**Exercise details:**
Begin at the line containing "Decode this image" and copy each line exactly through the end of the records, leaving out what comes before.

Recorded data
====================
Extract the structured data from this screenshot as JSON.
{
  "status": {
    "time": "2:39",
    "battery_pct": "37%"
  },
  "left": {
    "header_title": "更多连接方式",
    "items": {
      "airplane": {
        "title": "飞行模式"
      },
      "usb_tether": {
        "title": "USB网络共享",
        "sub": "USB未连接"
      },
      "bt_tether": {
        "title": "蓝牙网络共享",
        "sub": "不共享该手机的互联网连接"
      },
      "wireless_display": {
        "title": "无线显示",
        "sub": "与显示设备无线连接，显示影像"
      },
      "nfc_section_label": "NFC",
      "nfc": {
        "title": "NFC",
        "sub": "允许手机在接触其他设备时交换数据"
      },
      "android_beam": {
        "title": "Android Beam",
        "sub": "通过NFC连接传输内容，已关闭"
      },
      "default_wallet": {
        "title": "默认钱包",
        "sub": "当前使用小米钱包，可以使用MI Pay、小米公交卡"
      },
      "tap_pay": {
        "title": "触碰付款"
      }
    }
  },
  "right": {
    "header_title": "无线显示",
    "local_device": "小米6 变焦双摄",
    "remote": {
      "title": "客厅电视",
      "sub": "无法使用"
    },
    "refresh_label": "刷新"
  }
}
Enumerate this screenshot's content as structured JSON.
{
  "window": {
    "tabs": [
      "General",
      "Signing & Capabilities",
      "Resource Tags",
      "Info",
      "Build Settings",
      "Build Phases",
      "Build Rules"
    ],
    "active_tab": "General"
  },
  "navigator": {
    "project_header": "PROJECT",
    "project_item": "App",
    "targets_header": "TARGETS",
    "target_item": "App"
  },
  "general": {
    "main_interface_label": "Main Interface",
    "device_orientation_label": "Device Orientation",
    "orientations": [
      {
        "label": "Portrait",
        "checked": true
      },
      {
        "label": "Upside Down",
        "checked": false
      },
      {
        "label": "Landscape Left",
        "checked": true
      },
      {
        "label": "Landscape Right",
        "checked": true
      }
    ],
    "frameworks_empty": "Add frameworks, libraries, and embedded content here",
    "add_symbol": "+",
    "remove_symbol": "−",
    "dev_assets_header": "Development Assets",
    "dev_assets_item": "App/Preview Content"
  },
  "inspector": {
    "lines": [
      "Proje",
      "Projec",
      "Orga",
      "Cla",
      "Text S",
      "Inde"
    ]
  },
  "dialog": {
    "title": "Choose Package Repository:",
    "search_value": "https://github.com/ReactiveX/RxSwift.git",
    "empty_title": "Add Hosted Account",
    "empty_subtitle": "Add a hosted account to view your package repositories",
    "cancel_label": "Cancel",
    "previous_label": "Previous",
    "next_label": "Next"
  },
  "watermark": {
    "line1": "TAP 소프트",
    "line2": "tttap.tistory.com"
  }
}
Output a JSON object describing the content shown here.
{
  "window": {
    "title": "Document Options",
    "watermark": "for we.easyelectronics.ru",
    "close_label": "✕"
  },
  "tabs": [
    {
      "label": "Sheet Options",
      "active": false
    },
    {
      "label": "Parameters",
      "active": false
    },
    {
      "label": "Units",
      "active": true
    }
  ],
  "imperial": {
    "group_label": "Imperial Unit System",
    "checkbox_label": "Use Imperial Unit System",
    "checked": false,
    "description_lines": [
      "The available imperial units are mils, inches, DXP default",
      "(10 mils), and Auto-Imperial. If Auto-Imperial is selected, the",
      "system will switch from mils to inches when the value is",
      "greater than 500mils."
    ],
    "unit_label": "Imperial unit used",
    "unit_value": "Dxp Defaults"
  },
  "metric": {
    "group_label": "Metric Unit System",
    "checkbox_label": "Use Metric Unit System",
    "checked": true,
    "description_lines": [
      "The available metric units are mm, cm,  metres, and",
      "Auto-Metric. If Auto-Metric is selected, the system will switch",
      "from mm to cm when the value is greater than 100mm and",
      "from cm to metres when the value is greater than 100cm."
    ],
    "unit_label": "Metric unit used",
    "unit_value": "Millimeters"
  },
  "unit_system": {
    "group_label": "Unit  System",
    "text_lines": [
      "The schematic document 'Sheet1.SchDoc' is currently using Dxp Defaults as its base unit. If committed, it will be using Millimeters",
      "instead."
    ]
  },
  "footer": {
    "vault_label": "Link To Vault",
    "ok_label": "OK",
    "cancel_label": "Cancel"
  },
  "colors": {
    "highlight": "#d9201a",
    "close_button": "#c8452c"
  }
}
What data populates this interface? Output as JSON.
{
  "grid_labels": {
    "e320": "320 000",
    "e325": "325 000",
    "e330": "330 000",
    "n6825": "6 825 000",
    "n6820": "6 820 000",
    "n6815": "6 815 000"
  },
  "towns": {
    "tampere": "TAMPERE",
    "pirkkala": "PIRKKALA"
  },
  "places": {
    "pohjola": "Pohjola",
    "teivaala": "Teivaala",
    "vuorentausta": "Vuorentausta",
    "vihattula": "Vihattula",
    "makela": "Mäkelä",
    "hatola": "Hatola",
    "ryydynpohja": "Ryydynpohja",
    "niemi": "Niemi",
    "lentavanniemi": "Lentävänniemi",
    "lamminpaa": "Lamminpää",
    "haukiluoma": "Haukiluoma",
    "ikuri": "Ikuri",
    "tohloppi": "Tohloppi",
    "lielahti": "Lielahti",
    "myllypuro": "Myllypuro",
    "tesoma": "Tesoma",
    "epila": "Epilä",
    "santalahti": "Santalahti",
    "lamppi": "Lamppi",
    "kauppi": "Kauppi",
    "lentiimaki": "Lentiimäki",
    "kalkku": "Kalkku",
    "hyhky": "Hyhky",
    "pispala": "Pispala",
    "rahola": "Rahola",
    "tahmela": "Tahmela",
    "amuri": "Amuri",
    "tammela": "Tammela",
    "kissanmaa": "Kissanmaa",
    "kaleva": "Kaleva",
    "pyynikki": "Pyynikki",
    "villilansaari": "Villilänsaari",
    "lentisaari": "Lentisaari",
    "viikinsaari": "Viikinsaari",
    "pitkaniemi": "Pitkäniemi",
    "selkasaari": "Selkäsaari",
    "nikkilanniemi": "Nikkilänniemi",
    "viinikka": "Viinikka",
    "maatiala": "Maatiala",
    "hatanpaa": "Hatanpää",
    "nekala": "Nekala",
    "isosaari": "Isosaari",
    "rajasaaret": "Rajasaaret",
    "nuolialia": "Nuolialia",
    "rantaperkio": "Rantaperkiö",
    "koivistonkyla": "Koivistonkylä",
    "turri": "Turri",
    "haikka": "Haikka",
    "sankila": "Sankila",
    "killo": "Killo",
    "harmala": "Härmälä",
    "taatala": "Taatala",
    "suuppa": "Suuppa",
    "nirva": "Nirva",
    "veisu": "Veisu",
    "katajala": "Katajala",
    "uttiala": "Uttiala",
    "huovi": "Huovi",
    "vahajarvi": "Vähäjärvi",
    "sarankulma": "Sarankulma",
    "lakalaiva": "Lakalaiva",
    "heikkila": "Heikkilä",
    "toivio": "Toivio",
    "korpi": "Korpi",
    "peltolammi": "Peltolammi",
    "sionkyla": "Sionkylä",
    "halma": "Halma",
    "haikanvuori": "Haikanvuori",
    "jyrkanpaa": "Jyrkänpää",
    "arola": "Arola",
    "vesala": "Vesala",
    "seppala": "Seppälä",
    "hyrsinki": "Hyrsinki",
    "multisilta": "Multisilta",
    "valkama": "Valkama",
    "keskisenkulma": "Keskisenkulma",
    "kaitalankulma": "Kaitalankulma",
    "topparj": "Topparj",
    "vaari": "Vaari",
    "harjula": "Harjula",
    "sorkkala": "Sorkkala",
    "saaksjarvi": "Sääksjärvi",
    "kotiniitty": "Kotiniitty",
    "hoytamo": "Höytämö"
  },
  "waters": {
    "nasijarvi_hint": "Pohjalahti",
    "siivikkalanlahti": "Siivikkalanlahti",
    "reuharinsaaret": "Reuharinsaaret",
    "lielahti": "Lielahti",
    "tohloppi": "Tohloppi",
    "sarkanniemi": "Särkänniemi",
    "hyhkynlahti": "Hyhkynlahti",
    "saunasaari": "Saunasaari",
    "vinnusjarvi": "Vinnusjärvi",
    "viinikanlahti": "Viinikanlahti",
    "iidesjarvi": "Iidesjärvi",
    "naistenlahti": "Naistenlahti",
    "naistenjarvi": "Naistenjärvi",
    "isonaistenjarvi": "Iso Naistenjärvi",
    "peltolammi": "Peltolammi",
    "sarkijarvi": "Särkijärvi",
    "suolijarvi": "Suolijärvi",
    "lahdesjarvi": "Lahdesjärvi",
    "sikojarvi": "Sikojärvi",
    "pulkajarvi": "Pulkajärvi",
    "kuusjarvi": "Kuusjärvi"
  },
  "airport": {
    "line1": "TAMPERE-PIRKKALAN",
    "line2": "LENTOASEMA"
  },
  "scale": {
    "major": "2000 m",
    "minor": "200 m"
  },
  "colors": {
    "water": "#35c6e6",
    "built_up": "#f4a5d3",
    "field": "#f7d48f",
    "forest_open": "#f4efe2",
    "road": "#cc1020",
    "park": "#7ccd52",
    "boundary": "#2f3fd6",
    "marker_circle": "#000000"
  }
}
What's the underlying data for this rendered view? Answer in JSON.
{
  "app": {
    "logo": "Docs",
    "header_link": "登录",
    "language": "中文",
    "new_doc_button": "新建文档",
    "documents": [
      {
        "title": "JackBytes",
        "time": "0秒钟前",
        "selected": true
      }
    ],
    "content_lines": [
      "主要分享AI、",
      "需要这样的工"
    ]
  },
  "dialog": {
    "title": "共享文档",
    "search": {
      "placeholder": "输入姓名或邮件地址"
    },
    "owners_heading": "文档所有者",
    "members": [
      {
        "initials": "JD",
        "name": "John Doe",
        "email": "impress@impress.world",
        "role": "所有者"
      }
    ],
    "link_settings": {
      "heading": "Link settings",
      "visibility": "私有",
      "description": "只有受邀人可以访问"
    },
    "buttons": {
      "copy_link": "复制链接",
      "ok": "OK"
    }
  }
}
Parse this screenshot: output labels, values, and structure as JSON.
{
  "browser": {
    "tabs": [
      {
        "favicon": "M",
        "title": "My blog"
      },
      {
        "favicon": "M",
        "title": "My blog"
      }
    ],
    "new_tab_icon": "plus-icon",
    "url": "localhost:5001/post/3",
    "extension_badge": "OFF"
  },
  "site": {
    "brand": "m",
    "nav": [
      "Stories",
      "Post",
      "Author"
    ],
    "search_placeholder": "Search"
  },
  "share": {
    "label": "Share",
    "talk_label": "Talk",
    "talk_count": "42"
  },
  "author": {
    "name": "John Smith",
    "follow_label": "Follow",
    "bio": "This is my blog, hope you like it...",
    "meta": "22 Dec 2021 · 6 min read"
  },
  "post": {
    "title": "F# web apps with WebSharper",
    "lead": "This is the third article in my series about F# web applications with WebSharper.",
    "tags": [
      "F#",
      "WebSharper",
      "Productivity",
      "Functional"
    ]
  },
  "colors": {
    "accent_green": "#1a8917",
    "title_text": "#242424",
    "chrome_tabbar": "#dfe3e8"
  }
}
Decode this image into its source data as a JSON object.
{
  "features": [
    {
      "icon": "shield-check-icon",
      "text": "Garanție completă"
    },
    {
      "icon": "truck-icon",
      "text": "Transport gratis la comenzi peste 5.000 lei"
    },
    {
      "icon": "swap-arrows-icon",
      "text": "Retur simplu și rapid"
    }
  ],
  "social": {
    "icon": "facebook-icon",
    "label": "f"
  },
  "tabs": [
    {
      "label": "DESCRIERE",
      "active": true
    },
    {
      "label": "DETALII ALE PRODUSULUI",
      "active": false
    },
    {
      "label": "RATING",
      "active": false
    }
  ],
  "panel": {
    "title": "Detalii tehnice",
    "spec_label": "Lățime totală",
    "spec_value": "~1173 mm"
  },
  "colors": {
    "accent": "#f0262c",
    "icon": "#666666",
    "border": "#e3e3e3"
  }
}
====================
**Task solution:**
Decode this image into its source data as a JSON object.
{
  "features": [
    {
      "icon": "shield-check-icon",
      "text": "Garanție completă"
    },
    {
      "icon": "truck-icon",
      "text": "Transport gratis la comenzi peste 5.000 lei"
    },
    {
      "icon": "swap-arrows-icon",
      "text": "Retur simplu și rapid"
    }
  ],
  "social": {
    "icon": "facebook-icon",
    "label": "f"
  },
  "tabs": [
    {
      "label": "DESCRIERE",
      "active": true
    },
    {
      "label": "DETALII ALE PRODUSULUI",
      "active": false
    },
    {
      "label": "RATING",
      "active": false
    }
  ],
  "panel": {
    "title": "Detalii tehnice",
    "spec_label": "Lățime totală",
    "spec_value": "~1173 mm"
  },
  "colors": {
    "accent": "#f0262c",
    "icon": "#666666",
    "border": "#e3e3e3"
  }
}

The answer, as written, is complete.